The perception of motion is due to a psychological effect called the phi phenomenon. The name "film" originates from the fact that photographic film has been the medium for recording and displaying motion pictures. Many other terms exist for an individual motion-picture, including picture, picture show, moving picture and flick; the most common term in the United States is movie. Common terms for the field in general include the big screen, the silver screen, the movies, cinema. In early years, the word sheet was sometimes used instead of screen. Preceding film in origin by thousands of years, early plays and dances had elements common to film: scripts, costumes, direction, audiences and scores. Much terminology used in film theory and criticism apply, such as mise en scène. Owing to the lack of any technology for doing so, the moving images and sounds could not be recorded for replaying as with film; the magic lantern created by Christiaan Huygens in the 1650s, could be used to project animation, achieved by various types of mechanical slides.
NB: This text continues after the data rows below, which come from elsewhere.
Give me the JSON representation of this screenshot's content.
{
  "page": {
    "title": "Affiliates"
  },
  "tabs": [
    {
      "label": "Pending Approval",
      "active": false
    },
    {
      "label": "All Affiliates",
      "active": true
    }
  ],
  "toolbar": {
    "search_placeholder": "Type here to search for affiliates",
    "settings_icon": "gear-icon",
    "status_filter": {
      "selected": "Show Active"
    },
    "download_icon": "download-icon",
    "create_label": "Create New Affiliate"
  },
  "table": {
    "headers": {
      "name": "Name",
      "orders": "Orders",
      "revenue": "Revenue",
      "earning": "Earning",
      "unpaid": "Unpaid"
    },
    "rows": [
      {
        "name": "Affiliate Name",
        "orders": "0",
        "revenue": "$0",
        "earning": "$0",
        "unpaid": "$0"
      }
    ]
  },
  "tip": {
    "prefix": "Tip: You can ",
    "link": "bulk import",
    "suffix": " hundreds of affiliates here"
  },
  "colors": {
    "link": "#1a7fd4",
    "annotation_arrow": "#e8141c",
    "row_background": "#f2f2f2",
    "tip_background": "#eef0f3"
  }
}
Two glass slides, one with the stationary part of the picture and the other with the part, to move, would be placed one on top of the other and projected together the moving slide would be hand-operated, either directly or by means of a lever or other mechanism. Chromotrope slides, which produced eye-dazzling displays of continuously cycling abstract geometrical patterns and colors, were operated by means of a small crank and pulley wheel that rotated a glass disc. In the mid-19th century, inventions such as Joseph Plateau's phenakistoscope and the zoetrope demonstrated that a designed sequence of drawings, showing phases of the changing appearance of objects in motion, would appear to show the objects moving if they were displayed one after the other at a sufficiently rapid rate; these devices relied on the phenomenon of persistence of vision to make the display appear continuous though the observer's view was blocked as each drawing rotated into the location where its predecessor had just been glimpsed.
Each sequence was limited to a small number of drawings twelve, so it could only show endlessly repeating cyclical motions. By the late 1880s, the last major device of this type, the praxinoscope, had been elaborated into a form that employed a long coiled band containing hundreds of images painted on glass and used the elements of a magic lantern to project them onto a screen; the use of sequences of photographs in such devices was limited to a few experiments with subjects photographed in a series of poses because the available emulsions were not sensitive enough to allow the short exposures needed to photograph subjects that were moving. The sensitivity was improved and in the late 1870s, Eadweard Muybridge created the first animated image sequences photographed in real-time. A row of cameras was used, each, in turn, capturing one image on a photographic glass plate, so the total number of images in each sequence was limited by the number of cameras, about two dozen at most. Muybridge used his system to analyze the movements of a wi